In 2003, a typical classroom install would cost up to $30,000 per room. It was typical for us to have a project list of 20 instructional spaces that would need some kind of technology consideration. We were moving from a rolling cart system to permanent installations with control systems. It was difficult to get funding.

While the rest of the world was going green, we were going blue. You could drive through our campus at night and see blue lights glowing through the windows from all the projectors that had been left on. Despite the signs we put on every projector, it was disappointing to realize how much money we were spending on lamps because people didn’t turn the projectors off.

Technology problems in the classroom detract from learning time. Here’s an example: the projector lamp blows. The instructor will send a student down the hall to the secretary and ask to call IT. We get the call and send someone to the classroom. By the time we get there, assess the situation, find the equipment we need and replace the lamp, the instructor may have lost most of the class time.

As we moved forward, we wanted our classrooms to be intelligent, not just smart.
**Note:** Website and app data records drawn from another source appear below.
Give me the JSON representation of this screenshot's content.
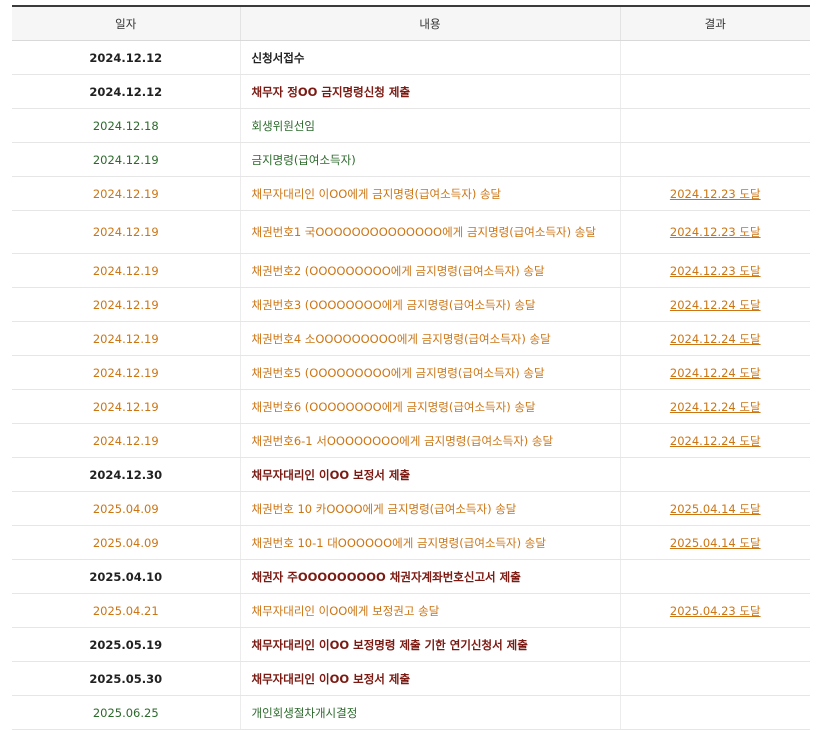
{
  "colors": {
    "black": "#222222",
    "maroon": "#7b1a12",
    "green": "#2c6a2c",
    "orange": "#cc7514"
  },
  "table": {
    "headers": {
      "date": "일자",
      "content": "내용",
      "result": "결과"
    },
    "rows": [
      {
        "date": "2024.12.12",
        "content": "신청서접수",
        "result": "",
        "style": "black"
      },
      {
        "date": "2024.12.12",
        "content": "채무자 정OO 금지명령신청 제출",
        "result": "",
        "style": "maroon"
      },
      {
        "date": "2024.12.18",
        "content": "회생위원선임",
        "result": "",
        "style": "green"
      },
      {
        "date": "2024.12.19",
        "content": "금지명령(급여소득자)",
        "result": "",
        "style": "green"
      },
      {
        "date": "2024.12.19",
        "content": "채무자대리인 이OO에게 금지명령(급여소득자) 송달",
        "result": "2024.12.23 도달",
        "style": "orange"
      },
      {
        "date": "2024.12.19",
        "content": "채권번호1 국OOOOOOOOOOOOOO에게 금지명령(급여소득자) 송달",
        "result": "2024.12.23 도달",
        "style": "orange",
        "tall": true
      },
      {
        "date": "2024.12.19",
        "content": "채권번호2 (OOOOOOOOO에게 금지명령(급여소득자) 송달",
        "result": "2024.12.23 도달",
        "style": "orange"
      },
      {
        "date": "2024.12.19",
        "content": "채권번호3 (OOOOOOOO에게 금지명령(급여소득자) 송달",
        "result": "2024.12.24 도달",
        "style": "orange"
      },
      {
        "date": "2024.12.19",
        "content": "채권번호4 소OOOOOOOOO에게 금지명령(급여소득자) 송달",
        "result": "2024.12.24 도달",
        "style": "orange"
      },
      {
        "date": "2024.12.19",
        "content": "채권번호5 (OOOOOOOOO에게 금지명령(급여소득자) 송달",
        "result": "2024.12.24 도달",
        "style": "orange"
      },
      {
        "date": "2024.12.19",
        "content": "채권번호6 (OOOOOOOO에게 금지명령(급여소득자) 송달",
        "result": "2024.12.24 도달",
        "style": "orange"
      },
      {
        "date": "2024.12.19",
        "content": "채권번호6-1 서OOOOOOOO에게 금지명령(급여소득자) 송달",
        "result": "2024.12.24 도달",
        "style": "orange"
      },
      {
        "date": "2024.12.30",
        "content": "채무자대리인 이OO 보정서 제출",
        "result": "",
        "style": "maroon"
      },
      {
        "date": "2025.04.09",
        "content": "채권번호 10 카OOOO에게 금지명령(급여소득자) 송달",
        "result": "2025.04.14 도달",
        "style": "orange"
      },
      {
        "date": "2025.04.09",
        "content": "채권번호 10-1 대OOOOOO에게 금지명령(급여소득자) 송달",
        "result": "2025.04.14 도달",
        "style": "orange"
      },
      {
        "date": "2025.04.10",
        "content": "채권자 주OOOOOOOOO 채권자계좌번호신고서 제출",
        "result": "",
        "style": "maroon"
      },
      {
        "date": "2025.04.21",
        "content": "채무자대리인 이OO에게 보정권고 송달",
        "result": "2025.04.23 도달",
        "style": "orange"
      },
      {
        "date": "2025.05.19",
        "content": "채무자대리인 이OO 보정명령 제출 기한 연기신청서 제출",
        "result": "",
        "style": "maroon"
      },
      {
        "date": "2025.05.30",
        "content": "채무자대리인 이OO 보정서 제출",
        "result": "",
        "style": "maroon"
      },
      {
        "date": "2025.06.25",
        "content": "개인회생절차개시결정",
        "result": "",
        "style": "green"
      }
    ]
  }
}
We looked at what other campuses were doing and came up with a list of action steps:

  • Standardize
  • Innovate
  • Integrate
  • Support

We assessed how our learning spaces were used. We set a goal for every space to be manageable with the right equipment and with customized touch panels. The space had to be user friendly because you never knew who would be using it.

We took the time to crunch some numbers and be able to show key benefits and cost savings to the administration, including:

  • How much we would save in lamp costs and staff time if we could control the projectors remotely and make sure they were turned off.
  • How much money and time would be saved by providing the same equipment in each classroom.
  • How much innovation would benefit instruction and our overall reputation. There’s a “Wow!” factor.

When we received the OK to move forward, we had several key priorities that included projector control, remote management, a client communication module and deep reporting capabilities.

To meet these priorities, we chose AMX’s RMS solution in 2004. We were confident in the dependability of the products themselves. We also liked the idea that AMX integrates with many third-party providers.

Every day, the RMS Hotlist shows me on a single screen the status of every asset including what is working and what is not. We are only one click away from a detailed description of everything going on with each device. I can see class schedules for a room so scheduling maintenance will not conflict with instructional time.

Support was another major area of saving. We saved more than $20,000 a year by managing lamps in projectors effectively. The RMS’ ability to show utilization also helped us make better decisions about what to replace. And another $12,000 was saved annually by power consumption control.

Today, our team has three full-time staff to manage 150 classrooms on the Denton campus, as well as remote management in Dallas and Houston. Users in remote locations can tap a help desk button on the touch panel to communicate with us. The help desk button is a huge success on our campus. The help desk has five minutes to assist remotely. If they can’t solve the problem in five minutes, they will notify us and we’ll send someone if we have to.

Our core values have been maintained while our capabilities were significantly enhanced: Faculty drive our technology and the administration is on board with innovation.

To view this web seminar in its entirety, visit